64% is a staggering number. Consider: Who runs for office and who retires in the coming years? Who ascends into leadership or moves to higher office? Easy to imagine pro-democracy folks opting out and anti-democracy folks opting in to an extent that people are not grasping.
And how many of these are only mounting federalism objections? Not all 70 actually oppose contesting the election; some are just objecting to the means by which the suit attempts to do so
Only 25% of retirees are signing compared to 69% of those staying.

Put another way, 21% of the House Republicans who haven't signed on are retiring. Now compound that over a few cycles if this continues.
Read 5 tweets
9 Dec 20
Most Republican states are calling on a R-dominated Supreme Court to overturn the result of the election despite the outcome being obvious and the legal arguments being laughable. Imagine a Bush/Gore situation where legal issues are less clear and the margin is closer. What then?
Read 4 tweets
9 Dec 20
"the correlation of Twitter metrics—likes and retweets—and persuasion was -0.3, 'meaning that the better the ad did on Twitter, the less it persuaded battleground state voters.'"
super-interesting to contrast viral videos with what was found to be most persuasive super PAC ad
This. Also note that Lincoln Project folks note that some of their online stuff was directed at media conversation and Trump himself, not persuadable voters. (Cost-effectiveness question there seems substantial, though.)
Read 5 tweets
9 Dec 20
Important @jbview on how Rs are happy to roll Trump on the defense bill, Fed nominees, etc. but are terrified of him in other domains (e.g., Biden winning) - suggests it's less about being scared of him than of GOP voters on certain high-salience issues bloomberg.com/opinion/articl…
Also this from @anthlittle. Depends how you define power! Trump got Rs to refrain from criticizing him or even support him as he violated countless norms up to and including trying to overturn the election. But he didn't get his way on policy very often.
Read 4 tweets
3 Dec 20
The President is trying to overturn an election that he lost. We know what to call this when we see it in another country.

The fact that he won't succeed doesn't make his actions any less serious.
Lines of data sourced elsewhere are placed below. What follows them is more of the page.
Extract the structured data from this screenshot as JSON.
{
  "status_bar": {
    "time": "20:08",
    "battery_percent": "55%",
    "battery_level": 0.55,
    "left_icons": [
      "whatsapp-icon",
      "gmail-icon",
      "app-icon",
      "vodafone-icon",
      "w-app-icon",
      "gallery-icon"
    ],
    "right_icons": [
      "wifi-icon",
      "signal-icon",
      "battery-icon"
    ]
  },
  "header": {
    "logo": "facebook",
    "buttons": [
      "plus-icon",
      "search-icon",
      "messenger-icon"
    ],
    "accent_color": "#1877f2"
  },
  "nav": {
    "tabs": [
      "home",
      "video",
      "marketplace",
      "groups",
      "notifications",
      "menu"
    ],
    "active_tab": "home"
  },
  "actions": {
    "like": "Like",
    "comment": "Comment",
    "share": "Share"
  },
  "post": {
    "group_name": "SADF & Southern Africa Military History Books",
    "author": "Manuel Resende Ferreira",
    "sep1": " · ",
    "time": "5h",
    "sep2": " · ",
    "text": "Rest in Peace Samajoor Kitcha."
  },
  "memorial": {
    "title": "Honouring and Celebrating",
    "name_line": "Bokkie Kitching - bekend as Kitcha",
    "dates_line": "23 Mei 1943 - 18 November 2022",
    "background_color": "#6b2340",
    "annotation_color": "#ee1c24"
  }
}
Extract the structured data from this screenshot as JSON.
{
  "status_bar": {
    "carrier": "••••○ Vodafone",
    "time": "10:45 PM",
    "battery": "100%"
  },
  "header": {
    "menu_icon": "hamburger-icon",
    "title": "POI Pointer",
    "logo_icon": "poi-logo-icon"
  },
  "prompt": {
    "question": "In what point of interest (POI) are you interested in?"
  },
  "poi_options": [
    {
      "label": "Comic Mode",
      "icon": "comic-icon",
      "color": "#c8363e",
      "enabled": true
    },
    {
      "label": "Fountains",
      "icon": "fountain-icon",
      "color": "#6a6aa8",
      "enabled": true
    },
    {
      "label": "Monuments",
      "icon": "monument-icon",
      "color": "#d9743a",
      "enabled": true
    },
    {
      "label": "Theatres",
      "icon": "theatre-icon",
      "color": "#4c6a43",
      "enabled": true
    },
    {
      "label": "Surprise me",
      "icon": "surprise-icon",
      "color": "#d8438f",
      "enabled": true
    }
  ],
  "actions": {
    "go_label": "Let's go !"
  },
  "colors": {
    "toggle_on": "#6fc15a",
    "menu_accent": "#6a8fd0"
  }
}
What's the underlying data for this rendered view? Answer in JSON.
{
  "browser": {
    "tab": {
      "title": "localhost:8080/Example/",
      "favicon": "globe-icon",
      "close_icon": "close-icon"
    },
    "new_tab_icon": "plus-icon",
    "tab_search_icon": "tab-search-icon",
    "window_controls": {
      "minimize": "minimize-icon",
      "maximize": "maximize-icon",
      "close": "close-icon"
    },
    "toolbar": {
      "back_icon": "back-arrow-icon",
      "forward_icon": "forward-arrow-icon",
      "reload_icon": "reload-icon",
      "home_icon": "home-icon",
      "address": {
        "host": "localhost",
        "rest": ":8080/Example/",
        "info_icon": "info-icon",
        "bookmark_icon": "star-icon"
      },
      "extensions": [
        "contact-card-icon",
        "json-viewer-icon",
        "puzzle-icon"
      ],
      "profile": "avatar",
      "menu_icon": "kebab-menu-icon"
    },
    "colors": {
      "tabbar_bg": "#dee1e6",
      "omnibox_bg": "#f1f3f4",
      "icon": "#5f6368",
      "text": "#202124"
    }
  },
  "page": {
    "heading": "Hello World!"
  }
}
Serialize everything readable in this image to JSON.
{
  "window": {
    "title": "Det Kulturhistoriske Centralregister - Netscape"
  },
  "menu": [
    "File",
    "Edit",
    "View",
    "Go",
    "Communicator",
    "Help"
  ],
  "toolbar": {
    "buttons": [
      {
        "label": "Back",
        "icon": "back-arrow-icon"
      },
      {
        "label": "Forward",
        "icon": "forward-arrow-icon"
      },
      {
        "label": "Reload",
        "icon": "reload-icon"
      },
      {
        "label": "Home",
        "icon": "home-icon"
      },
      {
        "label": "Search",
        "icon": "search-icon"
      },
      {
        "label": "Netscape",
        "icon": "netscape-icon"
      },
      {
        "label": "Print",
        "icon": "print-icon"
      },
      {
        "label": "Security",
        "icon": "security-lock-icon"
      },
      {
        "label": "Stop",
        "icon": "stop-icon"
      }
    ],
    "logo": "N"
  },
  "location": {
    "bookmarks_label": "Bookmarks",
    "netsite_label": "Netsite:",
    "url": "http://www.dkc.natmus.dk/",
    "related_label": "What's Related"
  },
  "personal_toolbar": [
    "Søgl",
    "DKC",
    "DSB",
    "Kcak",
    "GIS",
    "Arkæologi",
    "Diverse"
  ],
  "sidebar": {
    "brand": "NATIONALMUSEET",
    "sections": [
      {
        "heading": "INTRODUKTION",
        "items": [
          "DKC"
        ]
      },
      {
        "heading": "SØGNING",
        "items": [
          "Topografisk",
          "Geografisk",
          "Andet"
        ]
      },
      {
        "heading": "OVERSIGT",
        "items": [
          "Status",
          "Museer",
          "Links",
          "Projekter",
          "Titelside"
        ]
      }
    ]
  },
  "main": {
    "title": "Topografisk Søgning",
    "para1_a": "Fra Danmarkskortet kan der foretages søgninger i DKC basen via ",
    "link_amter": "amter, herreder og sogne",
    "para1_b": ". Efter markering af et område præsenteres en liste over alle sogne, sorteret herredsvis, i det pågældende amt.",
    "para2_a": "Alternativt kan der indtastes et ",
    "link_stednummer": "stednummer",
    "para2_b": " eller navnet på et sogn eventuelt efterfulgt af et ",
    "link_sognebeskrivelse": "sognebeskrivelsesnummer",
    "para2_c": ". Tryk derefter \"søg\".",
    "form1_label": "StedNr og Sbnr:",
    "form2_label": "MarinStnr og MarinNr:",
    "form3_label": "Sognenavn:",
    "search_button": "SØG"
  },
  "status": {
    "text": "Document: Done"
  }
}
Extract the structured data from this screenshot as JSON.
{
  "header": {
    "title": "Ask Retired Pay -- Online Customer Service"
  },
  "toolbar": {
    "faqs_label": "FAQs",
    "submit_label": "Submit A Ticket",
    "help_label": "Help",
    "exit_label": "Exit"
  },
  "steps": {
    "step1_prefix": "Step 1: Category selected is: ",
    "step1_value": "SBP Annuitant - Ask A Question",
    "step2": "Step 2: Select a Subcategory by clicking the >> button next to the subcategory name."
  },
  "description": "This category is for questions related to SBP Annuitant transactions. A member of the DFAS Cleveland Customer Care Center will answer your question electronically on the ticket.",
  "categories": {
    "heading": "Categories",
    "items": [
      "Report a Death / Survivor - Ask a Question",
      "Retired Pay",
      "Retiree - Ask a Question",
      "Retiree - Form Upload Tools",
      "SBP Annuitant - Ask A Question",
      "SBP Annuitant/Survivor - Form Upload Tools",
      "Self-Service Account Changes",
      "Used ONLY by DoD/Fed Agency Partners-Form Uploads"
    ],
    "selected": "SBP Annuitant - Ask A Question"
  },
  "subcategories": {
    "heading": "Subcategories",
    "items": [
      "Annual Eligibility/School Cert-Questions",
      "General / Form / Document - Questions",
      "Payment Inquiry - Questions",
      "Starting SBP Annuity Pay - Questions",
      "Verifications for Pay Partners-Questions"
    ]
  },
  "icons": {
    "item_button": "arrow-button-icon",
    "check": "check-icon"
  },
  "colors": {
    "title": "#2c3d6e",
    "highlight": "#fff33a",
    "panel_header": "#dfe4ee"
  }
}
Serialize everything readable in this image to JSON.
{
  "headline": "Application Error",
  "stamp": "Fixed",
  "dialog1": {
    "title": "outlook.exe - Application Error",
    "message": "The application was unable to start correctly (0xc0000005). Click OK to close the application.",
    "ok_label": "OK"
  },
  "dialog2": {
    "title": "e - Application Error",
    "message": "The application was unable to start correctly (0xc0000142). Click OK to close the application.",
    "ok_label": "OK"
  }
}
Attempted arson is still a crime.
The President is literally attempting to overturn an election he lost. Wildly dangerous and unacceptable even if it will be unsuccessful. Image
Read 5 tweets